▶ _TASK DIRECTIONS_
Each line in the records below that has the word "title" should be copied.

▶ _MATERIAL FOR THIS EXERCISE_
== Segment start ==
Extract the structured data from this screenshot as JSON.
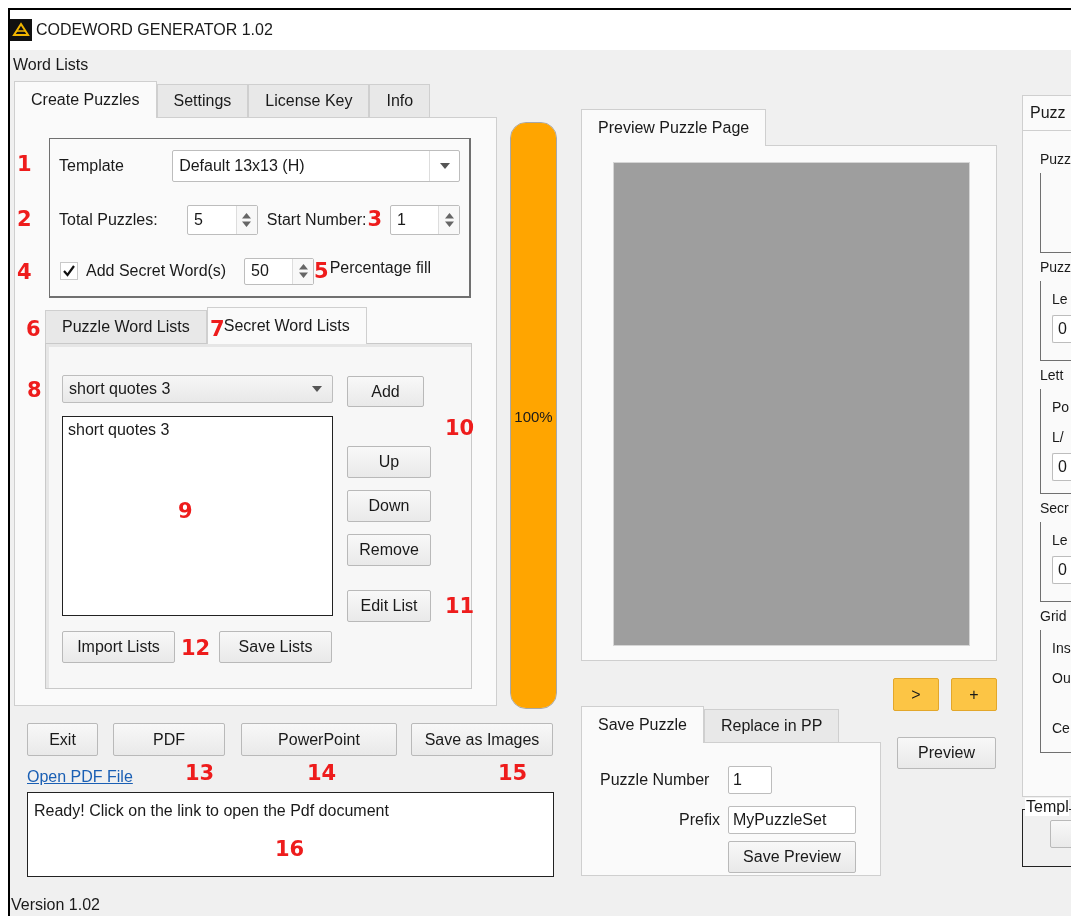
{
  "window": {
    "title": "CODEWORD GENERATOR 1.02"
  },
  "menu": [
    "Word Lists"
  ],
  "main_tabs": [
    {
      "label": "Create Puzzles",
      "selected": true
    },
    {
      "label": "Settings",
      "selected": false
    },
    {
      "label": "License Key",
      "selected": false
    },
    {
      "label": "Info",
      "selected": false
    }
  ],
  "template": {
    "marker": "1",
    "label": "Template",
    "value": "Default 13x13 (H)"
  },
  "total_puzzles": {
    "marker": "2",
    "label": "Total Puzzles:",
    "value": "5"
  },
  "start_number": {
    "label": "Start Number:",
    "marker": "3",
    "value": "1"
  },
  "secret_words": {
    "marker": "4",
    "label": "Add Secret Word(s)",
    "checked": true,
    "value": "50",
    "value_marker": "5",
    "suffix": "Percentage fill"
  },
  "list_tabs": [
    {
      "marker": "6",
      "label": "Puzzle Word Lists",
      "selected": false
    },
    {
      "marker": "7",
      "label": "Secret Word Lists",
      "selected": true
    }
  ],
  "list_select": {
    "marker": "8",
    "value": "short quotes 3"
  },
  "add_button": "Add",
  "list_box": {
    "marker": "9",
    "items": [
      "short quotes 3"
    ]
  },
  "buttons_marker": "10",
  "side_buttons": [
    "Up",
    "Down",
    "Remove"
  ],
  "edit_button": {
    "label": "Edit List",
    "marker": "11"
  },
  "import_button": {
    "label": "Import Lists",
    "marker": "12"
  },
  "save_lists_button": "Save Lists",
  "progress": {
    "level": 1,
    "reading": "100%"
  },
  "actions": [
    {
      "label": "Exit"
    },
    {
      "label": "PDF",
      "marker": "13"
    },
    {
      "label": "PowerPoint",
      "marker": "14"
    },
    {
      "label": "Save as Images",
      "marker": "15"
    }
  ],
  "pdf_link": "Open PDF File",
  "status": {
    "text": "Ready! Click on the link to open the Pdf document",
    "marker": "16"
  },
  "version": "Version 1.02",
  "preview_tabs": [
    {
      "label": "Preview Puzzle Page",
      "selected": true
    }
  ],
  "nav_buttons": [
    ">",
    "+"
  ],
  "preview_button": "Preview",
  "save_tabs": [
    {
      "label": "Save Puzzle",
      "selected": true
    },
    {
      "label": "Replace in PP",
      "selected": false
    }
  ],
  "puzzle_number": {
    "label": "Puzzle Number",
    "value": "1"
  },
  "prefix": {
    "label": "Prefix",
    "value": "MyPuzzleSet"
  },
  "save_preview_button": "Save Preview",
  "right_panel": {
    "tabs": [
      {
        "label": "Puzz",
        "selected": true
      }
    ],
    "groups": [
      {
        "title": "Puzz"
      },
      {
        "title": "Puzz",
        "rows": [
          {
            "kind": "label",
            "text": "Le"
          },
          {
            "kind": "field",
            "text": "0"
          }
        ]
      },
      {
        "title": "Lett",
        "rows": [
          {
            "kind": "label",
            "text": "Po"
          },
          {
            "kind": "label",
            "text": "L/"
          },
          {
            "kind": "field",
            "text": "0"
          }
        ]
      },
      {
        "title": "Secr",
        "rows": [
          {
            "kind": "label",
            "text": "Le"
          },
          {
            "kind": "field",
            "text": "0"
          }
        ]
      },
      {
        "title": "Grid",
        "rows": [
          {
            "kind": "label",
            "text": "Ins"
          },
          {
            "kind": "label",
            "text": "Ou"
          },
          {
            "kind": "gap"
          },
          {
            "kind": "label",
            "text": "Ce"
          }
        ]
      }
    ],
    "template_group": "Templ"
  }
}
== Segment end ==
▶ _WRITTEN SOLUTION_
    "title": "CODEWORD GENERATOR 1.02"
        "title": "Puzz"
        "title": "Puzz",
        "title": "Lett",
        "title": "Secr",
        "title": "Grid",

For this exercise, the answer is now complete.